Political Rights and Civil Liberties
Nauru is an electoral democracy. The 2004 elections were deemed free and fair by international observers. The 18-member unicameral legislature is elected from 14 constituencies by popular vote for three-year terms. The Parliament chooses the president and vice president from among its members. The president is the head of state and chief executive. Suffrage is universal and compulsory for all citizens age 20 and older. The political party system is relatively informal, but notable factions include the Nauru First Party and the Democratic Party.
There were no new reports of serious or widespread corruption in 2006. Nauru was not rated in Transparency International's 2006 Corruption Perceptions Index.
The government does not restrict or censor the news media. Local journalists produce a number of weekly and monthly publications, and foreign dailies, most of them in English, are freely admitted and widely available. The government publishes occasional bulletins, and the opposition publishes its own newsletters. Radio Nauru and Nauru TV, which are owned and operated by the government, broadcast content from Australia, New Zealand, the British Broadcasting Corporation (BBC), and other international sources. Internet service began in 1998, but access is constrained by cost and a lack of infrastructure outside the capital.
The constitution provides for freedom of religion, which the government generally respects in practice. There have been no reports of government suppression of academic freedom. The school system, like other public services, is starved for funds. In 2006, New Zealand offered assistance to acquire new school materials, improve infrastructure, and develop the curriculum.
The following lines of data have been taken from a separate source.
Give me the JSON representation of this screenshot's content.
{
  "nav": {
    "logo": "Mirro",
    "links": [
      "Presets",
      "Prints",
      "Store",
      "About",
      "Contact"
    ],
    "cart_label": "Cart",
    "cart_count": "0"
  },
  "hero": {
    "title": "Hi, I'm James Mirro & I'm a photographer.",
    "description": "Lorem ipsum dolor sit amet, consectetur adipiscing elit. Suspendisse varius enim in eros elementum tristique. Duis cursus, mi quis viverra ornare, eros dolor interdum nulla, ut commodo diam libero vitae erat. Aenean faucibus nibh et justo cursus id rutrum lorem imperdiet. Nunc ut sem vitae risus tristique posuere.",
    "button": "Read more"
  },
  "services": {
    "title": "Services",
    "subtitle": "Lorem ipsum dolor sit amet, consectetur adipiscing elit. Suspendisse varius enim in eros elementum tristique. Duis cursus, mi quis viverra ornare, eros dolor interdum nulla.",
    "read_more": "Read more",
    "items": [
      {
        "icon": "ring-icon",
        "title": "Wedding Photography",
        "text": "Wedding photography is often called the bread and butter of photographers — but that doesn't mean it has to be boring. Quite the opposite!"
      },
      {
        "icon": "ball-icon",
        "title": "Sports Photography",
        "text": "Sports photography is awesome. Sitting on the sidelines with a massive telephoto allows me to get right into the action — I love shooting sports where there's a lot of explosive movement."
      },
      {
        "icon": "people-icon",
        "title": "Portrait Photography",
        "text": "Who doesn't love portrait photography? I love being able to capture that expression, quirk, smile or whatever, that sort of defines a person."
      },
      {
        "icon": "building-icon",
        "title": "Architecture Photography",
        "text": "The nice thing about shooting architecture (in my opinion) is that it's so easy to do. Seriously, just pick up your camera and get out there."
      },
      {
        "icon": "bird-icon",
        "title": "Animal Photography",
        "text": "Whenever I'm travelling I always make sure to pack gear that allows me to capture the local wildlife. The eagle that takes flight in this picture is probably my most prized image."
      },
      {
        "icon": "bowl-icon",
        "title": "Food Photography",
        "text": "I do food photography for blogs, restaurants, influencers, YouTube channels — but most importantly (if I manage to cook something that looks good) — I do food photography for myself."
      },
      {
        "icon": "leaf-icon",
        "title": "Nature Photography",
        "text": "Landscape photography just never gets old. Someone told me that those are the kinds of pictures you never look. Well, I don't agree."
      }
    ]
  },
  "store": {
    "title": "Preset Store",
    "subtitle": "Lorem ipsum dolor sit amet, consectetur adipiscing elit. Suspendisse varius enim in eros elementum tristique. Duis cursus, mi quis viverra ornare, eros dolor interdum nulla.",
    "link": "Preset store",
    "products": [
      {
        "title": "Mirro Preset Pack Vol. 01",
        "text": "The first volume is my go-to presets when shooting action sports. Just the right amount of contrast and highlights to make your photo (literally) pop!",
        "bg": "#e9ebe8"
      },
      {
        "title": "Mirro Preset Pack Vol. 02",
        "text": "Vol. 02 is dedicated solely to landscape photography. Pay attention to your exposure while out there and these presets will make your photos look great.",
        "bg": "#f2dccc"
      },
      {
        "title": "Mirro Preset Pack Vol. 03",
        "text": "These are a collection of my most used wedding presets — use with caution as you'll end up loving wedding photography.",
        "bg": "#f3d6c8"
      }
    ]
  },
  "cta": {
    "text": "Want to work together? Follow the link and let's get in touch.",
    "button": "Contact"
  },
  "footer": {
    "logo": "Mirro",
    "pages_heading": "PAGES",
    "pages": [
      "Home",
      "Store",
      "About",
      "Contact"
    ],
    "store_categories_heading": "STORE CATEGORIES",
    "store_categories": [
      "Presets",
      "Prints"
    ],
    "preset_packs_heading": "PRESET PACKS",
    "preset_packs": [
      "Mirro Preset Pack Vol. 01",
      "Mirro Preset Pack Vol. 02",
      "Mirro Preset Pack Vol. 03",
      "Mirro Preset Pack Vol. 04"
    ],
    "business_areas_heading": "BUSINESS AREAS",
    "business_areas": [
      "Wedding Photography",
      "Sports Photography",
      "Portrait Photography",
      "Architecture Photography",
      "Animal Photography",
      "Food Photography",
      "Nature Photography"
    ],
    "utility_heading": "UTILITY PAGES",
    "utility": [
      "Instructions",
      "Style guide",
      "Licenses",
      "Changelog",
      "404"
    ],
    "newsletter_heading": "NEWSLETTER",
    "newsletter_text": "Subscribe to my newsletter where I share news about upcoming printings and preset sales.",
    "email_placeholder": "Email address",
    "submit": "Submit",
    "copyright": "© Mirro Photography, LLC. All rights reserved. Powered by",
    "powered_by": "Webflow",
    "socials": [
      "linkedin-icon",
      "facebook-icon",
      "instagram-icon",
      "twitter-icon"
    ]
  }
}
The government respects freedom of assembly and association. There are a small number of advocacy groups for women, development-focused groups, and religious organizations. The country lacks trade unions and labor protection laws, partly because there is little large-scale, private employment.
The judiciary is independent, and defendants generally receive fair trials and representation. The Supreme Court is the highest authority on constitutional issues, and the Parliament cannot overturn court decisions. Appeals in civil and criminal cases can be lodged with the high court of Australia. Traditional reconciliation mechanisms, rather than the formal legal process, are used in many cases, usually by choice but sometimes under communal pressure. A civilian official controls the 100-person police force. Police abuse is rare, although foreign workers have complained that the police are slow to act on cases filed against native employers. Nauru has no armed forces; Australia provides national defense under an informal agreement.
The law provides equal freedom and protection for men and women, but societal pressures limit the ability of women to exercise their legal rights. Sexual harassment is a crime, but spousal rape is not. Domestic violence is frequently associated with alcohol abuse. Production of illicit alcohol spiked dramatically in 2006 after a major tax hike on beer in 2005; the government has since cut the tax.